The first time I met Sadr-Haghighian, at the Istanbul Biennial 2001, she was presenting the video Present but not yet Active, (which is the dictionary definition of latency), a commentary on the 1999 Manifesta. Instead of accepting the invitation to the Manifesta, Sadr-Haghighian in turn invited the three curators to a visit to the famous Frankfurt zoo. The zoo in question is based on the theories of zoologist Bernard Grzimek, who began his illustrious career during a time of decolonization, when Africa and its wildlife resorts was being left to people he could not trust. Grzimek was very intent on modernizing the zoos in the West.
His suggestion was a new and more authentic mode of display, with painstaking reconstructions of the animals’ surroundings. The problem, of course, is that if you stick a tiger in dense jungle foliage, people can no longer see what they’ve just paid 10 Euros to see. Not only does this raise good questions regarding authenticity and visibility, the images, in Sadr-Haghighian’s film, of the three curators — hiding behind their shades as they wait by a Grzimekian jungle setting with Sadr-Haghighian, dressed in a zebra-striped camouflage outfit, standing by — are among the most gripping I’ve ever seen.
“So did you ever meet Grzimek?” She looks pained by my question, and frowns grimly out the window into the Santa Monica sunset. But then she smiles, and changes her mind. “Actually, I attended one of his workshops on spectator psychology. Harare, 1995. Such a charming man. A true gentleman in every sense of the word.” I have a feeling she’s mocking me. Not all of Sadr-Haghighian’s work so clearly hails from an artistic tradition of institutional critique, or sociopolitical reflection, at least not at first glance. Her practice is too engaged with convoluted questions of form and structure, of performance and ceremony, to be as predictable as so many political artists, and other compagnons de route.
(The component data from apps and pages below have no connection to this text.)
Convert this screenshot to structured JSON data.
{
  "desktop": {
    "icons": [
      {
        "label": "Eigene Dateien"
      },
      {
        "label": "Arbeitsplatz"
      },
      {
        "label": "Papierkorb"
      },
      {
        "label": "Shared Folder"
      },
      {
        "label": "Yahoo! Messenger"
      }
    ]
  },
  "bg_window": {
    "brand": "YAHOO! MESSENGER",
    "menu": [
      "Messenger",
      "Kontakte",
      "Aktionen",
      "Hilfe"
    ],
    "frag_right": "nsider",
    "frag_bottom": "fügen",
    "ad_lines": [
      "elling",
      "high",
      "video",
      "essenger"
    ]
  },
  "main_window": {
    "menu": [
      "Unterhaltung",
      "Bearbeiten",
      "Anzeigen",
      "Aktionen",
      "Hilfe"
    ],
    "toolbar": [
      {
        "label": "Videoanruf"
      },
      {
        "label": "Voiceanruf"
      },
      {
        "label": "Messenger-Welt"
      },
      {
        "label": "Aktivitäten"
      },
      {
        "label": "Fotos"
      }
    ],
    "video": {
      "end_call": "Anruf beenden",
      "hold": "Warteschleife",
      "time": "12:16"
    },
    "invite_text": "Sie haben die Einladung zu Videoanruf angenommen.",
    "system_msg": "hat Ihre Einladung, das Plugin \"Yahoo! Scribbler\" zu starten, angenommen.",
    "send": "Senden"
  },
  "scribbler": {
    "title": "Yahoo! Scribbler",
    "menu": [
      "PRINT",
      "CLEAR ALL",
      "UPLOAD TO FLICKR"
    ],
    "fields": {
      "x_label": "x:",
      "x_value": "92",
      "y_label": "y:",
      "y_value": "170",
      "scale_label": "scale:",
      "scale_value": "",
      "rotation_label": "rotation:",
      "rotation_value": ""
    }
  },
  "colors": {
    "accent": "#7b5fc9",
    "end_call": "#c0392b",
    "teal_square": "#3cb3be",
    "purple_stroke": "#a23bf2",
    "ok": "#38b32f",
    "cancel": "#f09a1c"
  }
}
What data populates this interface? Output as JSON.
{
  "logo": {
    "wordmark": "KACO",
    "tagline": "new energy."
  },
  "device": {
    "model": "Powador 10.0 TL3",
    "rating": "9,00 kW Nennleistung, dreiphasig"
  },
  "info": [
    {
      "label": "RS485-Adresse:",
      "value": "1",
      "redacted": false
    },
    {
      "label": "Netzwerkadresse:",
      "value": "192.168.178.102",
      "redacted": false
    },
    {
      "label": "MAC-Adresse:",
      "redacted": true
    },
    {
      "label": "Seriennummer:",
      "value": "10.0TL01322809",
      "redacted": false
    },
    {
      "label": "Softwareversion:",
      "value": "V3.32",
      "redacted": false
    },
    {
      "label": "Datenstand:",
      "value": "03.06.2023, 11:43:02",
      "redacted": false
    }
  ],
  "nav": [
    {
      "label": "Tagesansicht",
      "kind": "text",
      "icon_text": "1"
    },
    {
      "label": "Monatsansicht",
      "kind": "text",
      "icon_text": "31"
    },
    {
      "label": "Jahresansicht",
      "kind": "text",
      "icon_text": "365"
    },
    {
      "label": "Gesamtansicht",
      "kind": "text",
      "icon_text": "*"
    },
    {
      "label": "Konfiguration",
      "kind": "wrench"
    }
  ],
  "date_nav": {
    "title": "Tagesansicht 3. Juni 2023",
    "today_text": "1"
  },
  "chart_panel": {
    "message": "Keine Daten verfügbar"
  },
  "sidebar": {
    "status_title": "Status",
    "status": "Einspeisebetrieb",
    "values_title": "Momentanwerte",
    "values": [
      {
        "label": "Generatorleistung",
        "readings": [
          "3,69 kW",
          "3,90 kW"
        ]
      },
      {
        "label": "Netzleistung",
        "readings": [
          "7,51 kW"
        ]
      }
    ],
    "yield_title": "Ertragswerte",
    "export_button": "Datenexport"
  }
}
A number of installations, such as Schnitte (Cuts, 1998), operating with little more than furtive slices of shadow, or Trigger (1999), a superposition occurring every two hours of two urban images shot in Munich, are inquiries that in many ways stick close to the mechanical medium of the slide projector, even as they probe into larger questions of representation. A third piece involving slide projectors, fast moving consumer goods (1999), uses images of three different types of spaces — abandoned spaces, artspaces, business offices. The more visitors walked into the gallery, the faster the slide projector was activated. The activity accelerated the change of images, making the piece a witty allegory of gentrification.
Through Sadr-Haghighian’s selection of particular visual elements, be they curators, biographies, or shadow slices, the chosen entities become decontextualized objects of observation and projection, and are “individualized, hooked to their new host — the system that they were chosen by,” she says, pensively pouring some Nutrasweet into her coffee.
“Its place within reality, its state of being becomes completely dependent on the evaluation and further observation by the system. Any method of creating an image of someone, or something, is ultimately a technique of isolation. It begins with pointing a spotlight at the object, which becomes brighter than its surroundings, more detailed, easier to observe. To be more sophisticated, you can exchange the spotlight with a camera, or a microscope, but the mechanism stays the same.”
“Same goes for an interview, right?” I ask, trying to sound suave and self-reflexive. She smiles a tired smile, obviously bored by the question. Punctuating the hushed silence of her studio, her studded wristcollar gleams and flickers in the fading auburn sunlight pouring through her windows. “So how tall are you exactly?”
She sighs. “Five foot ten.” I know she’s lying.